Camus’ first example of the absurd man is Don Juan, an infamous seducer of women. For Camus, Don Juan rejects any notion of “total love” and instead loves each woman “with the same passion and each with his whole self”—this is Don Juan’s “gift” and “profound quest.”
There are numerous versions of the Don Juan story in literature and art, but he is generally portrayed as a libertine free from the usual confines of society, and an unrivalled seducer. There is an obvious problem in the way that women are seen as conquests. While it of course is a deeply misogynistic idea, it also undermines the idea of the universality of the absurd. Women, here, are treated as essentially different creatures then men.
Some people think Don Juan is a melancholy character, but Camus disagrees. There are two reasons people are melancholy: “they don’t know or they hope.” Don Juan, claims Camus, “knows and does not hope.” Instead, he lives for the moment.
Don Juan knows that life has no meaning, and doesn’t hope to give it any. Importantly, Camus doesn’t address the repetitiveness of Don Juan’s behavior, which seems to contradict Camus’ earlier criticism of “habitual” living.
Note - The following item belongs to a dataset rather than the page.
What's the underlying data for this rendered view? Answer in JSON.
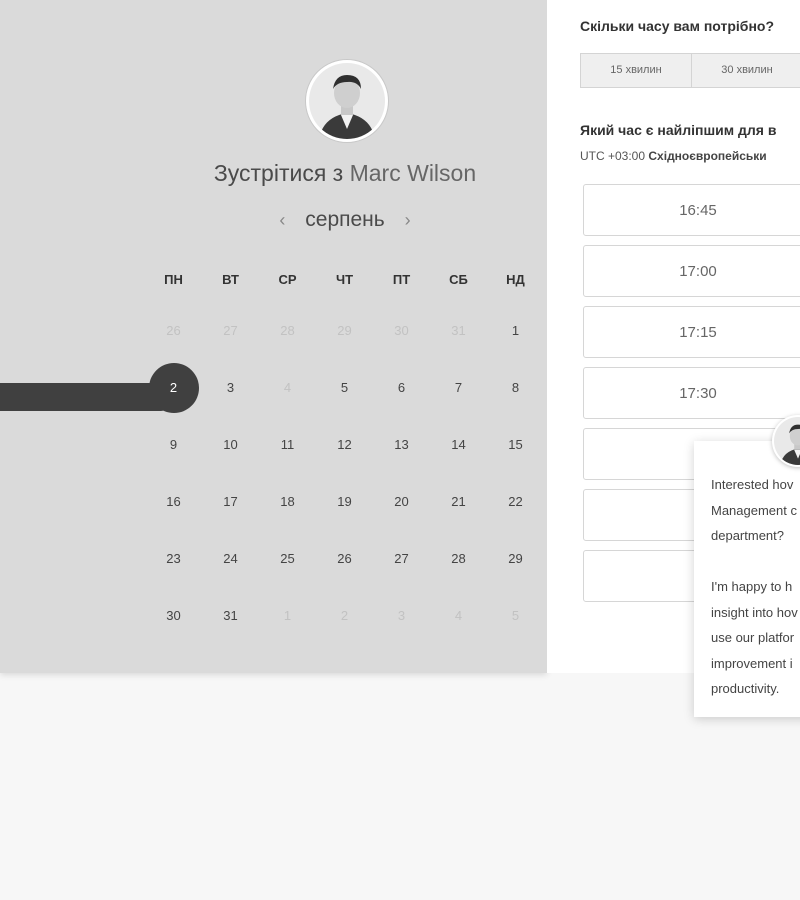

Camus dismisses criticisms of Don Juan that he uses the same “speeches” on “all women.” What matters for anyone seeking “quantity in his joys”—and quantity is favorable to Camus than quality—“efficacy” is the most important thing. Don Juan’s actions realize an “ethic of quantity.”
Quantity of women seduced is conflated with quantity of “joys.” Don Juan’s reliance on the “efficacy” of what are, essentially, smooth pick-up lines, again raises the question of whether Don Juan is living a life out of deeply ingrained habit or genuinely out of passion for living in the moment.
Camus admits that there is something “selfish” about Don Juan, but rejects that this is a problem. He claims that Don Juan can actually be considered less selfish than most lovers because he doesn’t seek to possess or control the other person. Camus states that “there is no noble love but that which recognizes itself to be both short-lived and exceptional.”
Camus sees in Don Juan the application of life’s inevitable end to the way in which he engages with his lovers—his short-lived, passionate affairs mirrors the fleeting nature of a human life.
Though there are people that would like to punish Don Juan for his behavior, Camus insists that Don Juan simply lives outside of society’s normal moral codes. This means that his “fate” can never be a “punishment."
Camus implies here that society’s moral codes, rooted in religious restrictions, prevent people from living in the moment the way Don Juan admirably does.